  • This Arduino Sketch creates a server running on, which is a private local IP that will automatically try to not conflict with other servers, allowing for easier connection without a DHCP server. The sketch then returns JSON data using the JSON-P technique of calling back a function, which allows us to make cross-domain requests.
  • Click on the tabs at the tops of the embedded jsFiddle examples to see the source code for streaming data to the webpage, or fork and edit any of the examples yourself.

  • The graphs are creating using D3.js, and make use of the simple-graph library created by Stephen Bannasch.

Energy2D: Computational fluid dynamics at your fingertips

Online Energy2D simulations
Energy2D is our signature software for simulating heat transfer and fluid dynamics. Fifty online simulations are now available to the world through Energy2D's website. These simulations run speedily on most computers, bringing a vivid, colorful world of science to your computer screen and allowing you to experiment with them.

All these simulations can be downloaded for editing, provided that you have also installed the standalone Energy2D software on your computer (you don't need it to run the online simulations--only when you need to edit or create a simulation will you need to install it). The editing interface still has limited functionalities, but we are hoping to make it ten times better in the future.

One of our next steps is to make a version that runs on Android. This will allow the simulations you have created to run on tablets and smartphones as well. Work is also underway to include other energy flows and transformations to enrich the natural phenomena it can simulate, and to integrate data from sensors to enable richer user interfaces.
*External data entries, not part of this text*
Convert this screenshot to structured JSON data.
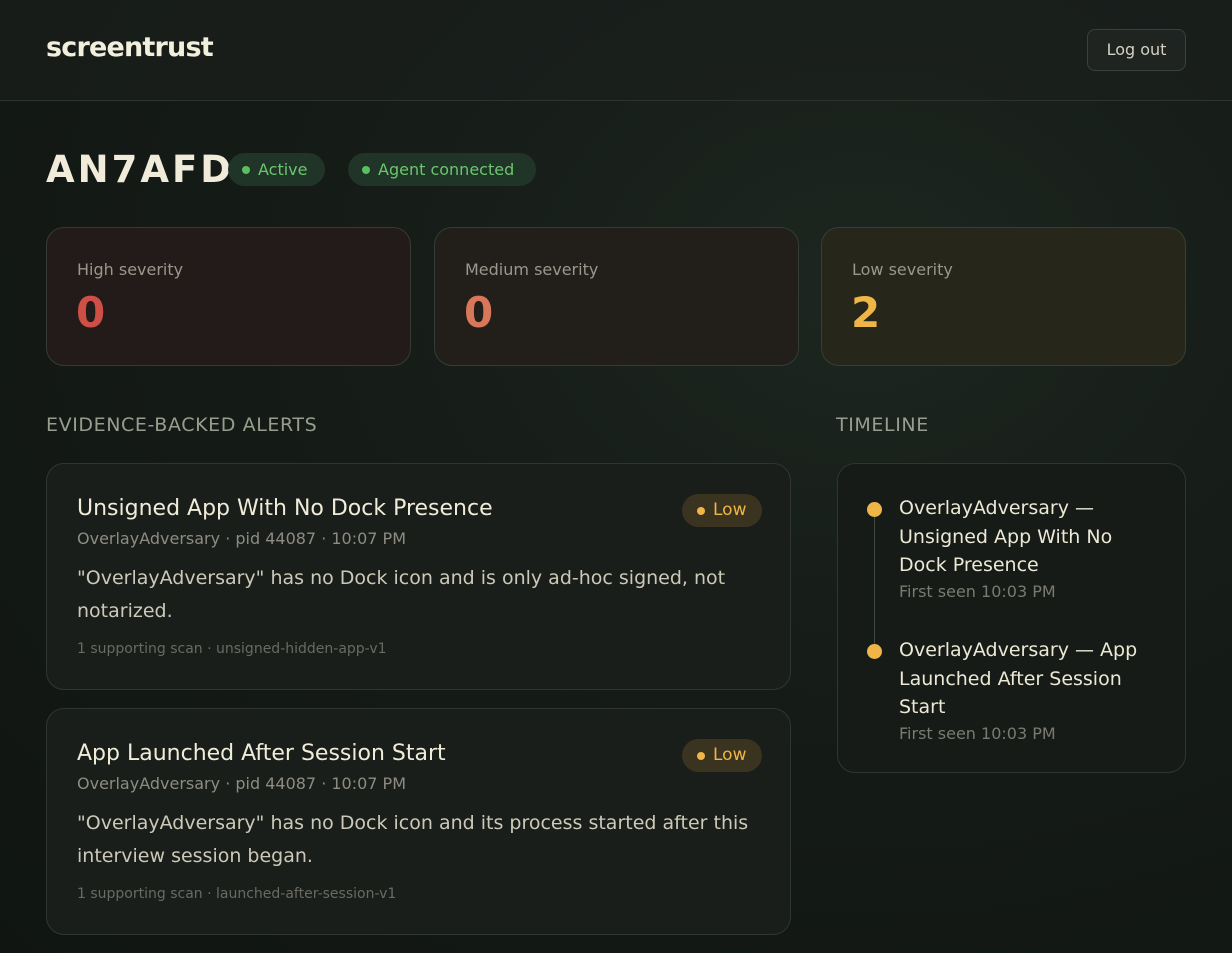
{
  "header": {
    "brand": "screentrust",
    "logout_label": "Log out"
  },
  "session": {
    "id": "AN7AFD",
    "status_label": "Active",
    "agent_label": "Agent connected",
    "status_color": "#5cbf5e"
  },
  "severity": {
    "high": {
      "label": "High severity",
      "value": "0",
      "color": "#cf4e45"
    },
    "medium": {
      "label": "Medium severity",
      "value": "0",
      "color": "#d8775a"
    },
    "low": {
      "label": "Low severity",
      "value": "2",
      "color": "#efb547"
    }
  },
  "alerts_section": {
    "title": "EVIDENCE-BACKED ALERTS",
    "items": [
      {
        "title": "Unsigned App With No Dock Presence",
        "severity": "Low",
        "meta": "OverlayAdversary · pid 44087 · 10:07 PM",
        "description": "\"OverlayAdversary\" has no Dock icon and is only ad-hoc signed, not notarized.",
        "footer": "1 supporting scan · unsigned-hidden-app-v1"
      },
      {
        "title": "App Launched After Session Start",
        "severity": "Low",
        "meta": "OverlayAdversary · pid 44087 · 10:07 PM",
        "description": "\"OverlayAdversary\" has no Dock icon and its process started after this interview session began.",
        "footer": "1 supporting scan · launched-after-session-v1"
      }
    ]
  },
  "timeline": {
    "title": "TIMELINE",
    "items": [
      {
        "title": "OverlayAdversary — Unsigned App With No Dock Presence",
        "time": "First seen 10:03 PM"
      },
      {
        "title": "OverlayAdversary — App Launched After Session Start",
        "time": "First seen 10:03 PM"
      }
    ]
  }
}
The National Science Foundation provides the funding to make this possible.